Records for the exercise below:
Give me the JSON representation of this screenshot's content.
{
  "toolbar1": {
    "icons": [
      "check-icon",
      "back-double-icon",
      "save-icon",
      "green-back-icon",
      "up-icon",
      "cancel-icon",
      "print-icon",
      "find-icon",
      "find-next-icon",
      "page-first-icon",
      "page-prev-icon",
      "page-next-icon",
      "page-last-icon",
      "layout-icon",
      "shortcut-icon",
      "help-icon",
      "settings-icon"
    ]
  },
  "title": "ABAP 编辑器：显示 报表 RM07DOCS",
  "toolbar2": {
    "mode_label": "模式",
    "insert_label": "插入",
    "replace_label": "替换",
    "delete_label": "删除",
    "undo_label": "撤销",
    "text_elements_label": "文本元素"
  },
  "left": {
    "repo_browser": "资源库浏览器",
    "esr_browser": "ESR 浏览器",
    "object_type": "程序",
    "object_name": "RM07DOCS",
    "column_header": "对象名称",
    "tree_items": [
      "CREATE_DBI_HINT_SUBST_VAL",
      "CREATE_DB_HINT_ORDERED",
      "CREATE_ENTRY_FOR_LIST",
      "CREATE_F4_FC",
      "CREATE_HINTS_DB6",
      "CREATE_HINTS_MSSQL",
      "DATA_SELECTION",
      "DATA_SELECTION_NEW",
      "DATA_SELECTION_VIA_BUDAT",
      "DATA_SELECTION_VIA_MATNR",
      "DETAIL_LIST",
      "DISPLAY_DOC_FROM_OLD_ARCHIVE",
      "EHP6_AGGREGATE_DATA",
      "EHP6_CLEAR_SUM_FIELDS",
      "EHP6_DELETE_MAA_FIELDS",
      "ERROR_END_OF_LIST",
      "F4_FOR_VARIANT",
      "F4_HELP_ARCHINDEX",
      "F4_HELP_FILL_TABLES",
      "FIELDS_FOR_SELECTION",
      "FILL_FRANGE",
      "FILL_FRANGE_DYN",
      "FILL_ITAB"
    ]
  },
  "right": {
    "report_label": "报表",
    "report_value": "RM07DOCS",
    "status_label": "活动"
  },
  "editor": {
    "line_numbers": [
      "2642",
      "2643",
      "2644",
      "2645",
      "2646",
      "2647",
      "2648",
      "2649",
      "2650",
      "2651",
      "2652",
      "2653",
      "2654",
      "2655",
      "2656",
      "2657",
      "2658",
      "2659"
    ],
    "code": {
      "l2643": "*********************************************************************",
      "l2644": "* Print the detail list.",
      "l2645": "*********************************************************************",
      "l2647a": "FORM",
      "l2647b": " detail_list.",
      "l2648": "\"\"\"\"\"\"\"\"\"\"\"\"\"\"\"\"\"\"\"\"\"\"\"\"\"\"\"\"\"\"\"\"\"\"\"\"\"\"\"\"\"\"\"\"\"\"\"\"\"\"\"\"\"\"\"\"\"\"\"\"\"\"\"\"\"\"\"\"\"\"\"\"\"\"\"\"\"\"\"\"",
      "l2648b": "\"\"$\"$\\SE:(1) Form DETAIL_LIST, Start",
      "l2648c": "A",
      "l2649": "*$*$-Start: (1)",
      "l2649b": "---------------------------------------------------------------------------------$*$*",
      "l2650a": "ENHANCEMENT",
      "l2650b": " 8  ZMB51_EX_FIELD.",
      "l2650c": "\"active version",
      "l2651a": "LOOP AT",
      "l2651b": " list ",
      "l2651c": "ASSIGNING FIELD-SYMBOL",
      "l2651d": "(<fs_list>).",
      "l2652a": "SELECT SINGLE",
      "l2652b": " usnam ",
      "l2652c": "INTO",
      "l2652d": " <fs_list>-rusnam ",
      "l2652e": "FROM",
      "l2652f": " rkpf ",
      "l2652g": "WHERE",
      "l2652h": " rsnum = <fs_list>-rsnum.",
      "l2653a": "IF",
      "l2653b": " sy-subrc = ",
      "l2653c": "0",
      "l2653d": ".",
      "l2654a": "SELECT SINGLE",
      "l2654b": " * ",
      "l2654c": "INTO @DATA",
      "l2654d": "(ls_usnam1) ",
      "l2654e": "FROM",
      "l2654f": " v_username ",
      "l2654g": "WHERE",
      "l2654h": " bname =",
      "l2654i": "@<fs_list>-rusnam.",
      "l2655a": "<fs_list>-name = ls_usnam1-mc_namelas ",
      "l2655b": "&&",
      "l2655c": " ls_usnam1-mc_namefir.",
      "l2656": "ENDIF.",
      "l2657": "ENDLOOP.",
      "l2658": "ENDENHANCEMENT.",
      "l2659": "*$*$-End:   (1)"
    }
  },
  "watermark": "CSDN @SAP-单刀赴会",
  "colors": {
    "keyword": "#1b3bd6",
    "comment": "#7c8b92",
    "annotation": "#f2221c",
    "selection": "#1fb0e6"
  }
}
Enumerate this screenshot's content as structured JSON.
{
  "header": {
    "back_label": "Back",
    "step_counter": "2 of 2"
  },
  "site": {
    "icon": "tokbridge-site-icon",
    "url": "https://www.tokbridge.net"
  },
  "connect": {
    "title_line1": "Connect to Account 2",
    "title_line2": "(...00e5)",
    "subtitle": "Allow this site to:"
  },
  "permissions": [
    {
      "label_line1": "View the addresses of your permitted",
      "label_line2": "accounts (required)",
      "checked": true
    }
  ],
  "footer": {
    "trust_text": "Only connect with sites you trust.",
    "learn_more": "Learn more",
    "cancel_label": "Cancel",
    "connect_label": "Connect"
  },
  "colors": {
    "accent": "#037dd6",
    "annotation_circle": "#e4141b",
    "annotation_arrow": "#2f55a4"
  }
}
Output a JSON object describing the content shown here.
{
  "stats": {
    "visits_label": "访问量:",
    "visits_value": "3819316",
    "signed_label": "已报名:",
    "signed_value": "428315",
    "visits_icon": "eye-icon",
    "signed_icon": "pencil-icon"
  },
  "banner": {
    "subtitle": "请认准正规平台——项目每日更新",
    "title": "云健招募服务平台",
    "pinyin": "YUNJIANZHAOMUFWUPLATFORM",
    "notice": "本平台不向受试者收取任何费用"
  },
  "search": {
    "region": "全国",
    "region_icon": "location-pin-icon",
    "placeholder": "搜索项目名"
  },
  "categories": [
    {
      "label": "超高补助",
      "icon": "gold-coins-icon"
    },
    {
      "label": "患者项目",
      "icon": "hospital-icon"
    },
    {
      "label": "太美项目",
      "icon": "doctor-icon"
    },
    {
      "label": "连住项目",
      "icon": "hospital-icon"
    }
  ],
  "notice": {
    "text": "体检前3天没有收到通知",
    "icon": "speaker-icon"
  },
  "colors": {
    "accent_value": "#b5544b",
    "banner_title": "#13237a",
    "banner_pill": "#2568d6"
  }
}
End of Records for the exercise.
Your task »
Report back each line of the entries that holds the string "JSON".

Solution for this exercise »
Give me the JSON representation of this screenshot's content.
Enumerate this screenshot's content as structured JSON.
Output a JSON object describing the content shown here.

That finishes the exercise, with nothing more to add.